Exercise goal: Please tally the lines in the records that include the word "labels" and answer with the bare number.

• • •

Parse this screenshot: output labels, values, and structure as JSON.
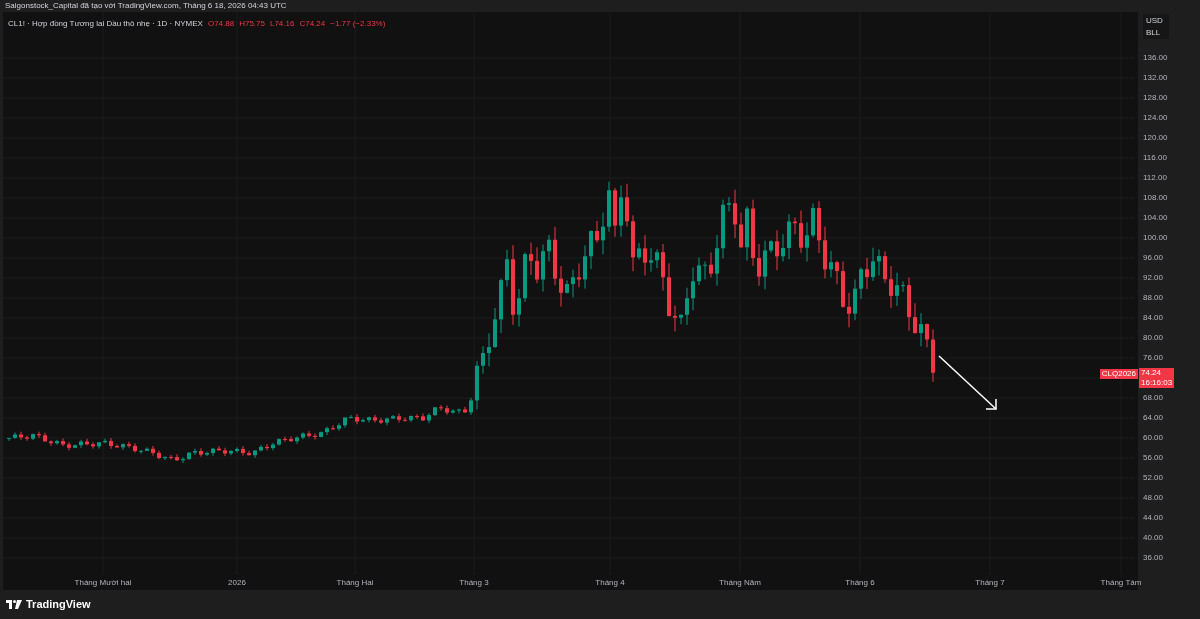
{
  "header": {
    "title": "Saigonstock_Capital đã tạo với TradingView.com, Tháng 6 18, 2026 04:43 UTC"
  },
  "legend": {
    "symbol": "CL1! · Hợp đồng Tương lai Dầu thô nhẹ · 1D · NYMEX",
    "values": [
      "O74.88",
      "H75.75",
      "L74.16",
      "C74.24",
      "−1.77 (−2.33%)"
    ]
  },
  "price_scale": {
    "currency": "USD",
    "unit": "BLL",
    "items": [
      {
        "kind": "tick",
        "label": "136.00"
      },
      {
        "kind": "tick",
        "label": "132.00"
      },
      {
        "kind": "tick",
        "label": "128.00"
      },
      {
        "kind": "tick",
        "label": "124.00"
      },
      {
        "kind": "tick",
        "label": "120.00"
      },
      {
        "kind": "tick",
        "label": "116.00"
      },
      {
        "kind": "tick",
        "label": "112.00"
      },
      {
        "kind": "tick",
        "label": "108.00"
      },
      {
        "kind": "tick",
        "label": "104.00"
      },
      {
        "kind": "tick",
        "label": "100.00"
      },
      {
        "kind": "tick",
        "label": "96.00"
      },
      {
        "kind": "tick",
        "label": "92.00"
      },
      {
        "kind": "tick",
        "label": "88.00"
      },
      {
        "kind": "tick",
        "label": "84.00"
      },
      {
        "kind": "tick",
        "label": "80.00"
      },
      {
        "kind": "tick",
        "label": "76.00"
      },
      {
        "kind": "price_label",
        "symbol": "CLQ2026",
        "price": "74.24",
        "countdown": "16:16:03"
      },
      {
        "kind": "tick",
        "label": "68.00"
      },
      {
        "kind": "tick",
        "label": "64.00"
      },
      {
        "kind": "tick",
        "label": "60.00"
      },
      {
        "kind": "tick",
        "label": "56.00"
      },
      {
        "kind": "tick",
        "label": "52.00"
      },
      {
        "kind": "tick",
        "label": "48.00"
      },
      {
        "kind": "tick",
        "label": "44.00"
      },
      {
        "kind": "tick",
        "label": "40.00"
      },
      {
        "kind": "tick",
        "label": "36.00"
      }
    ]
  },
  "time_axis": {
    "labels": [
      "Tháng Mười hai",
      "2026",
      "Tháng Hai",
      "Tháng 3",
      "Tháng 4",
      "Tháng Năm",
      "Tháng 6",
      "Tháng 7",
      "Tháng Tám"
    ]
  },
  "footer": {
    "brand": "TradingView"
  }
}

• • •

Solution for this problem: 2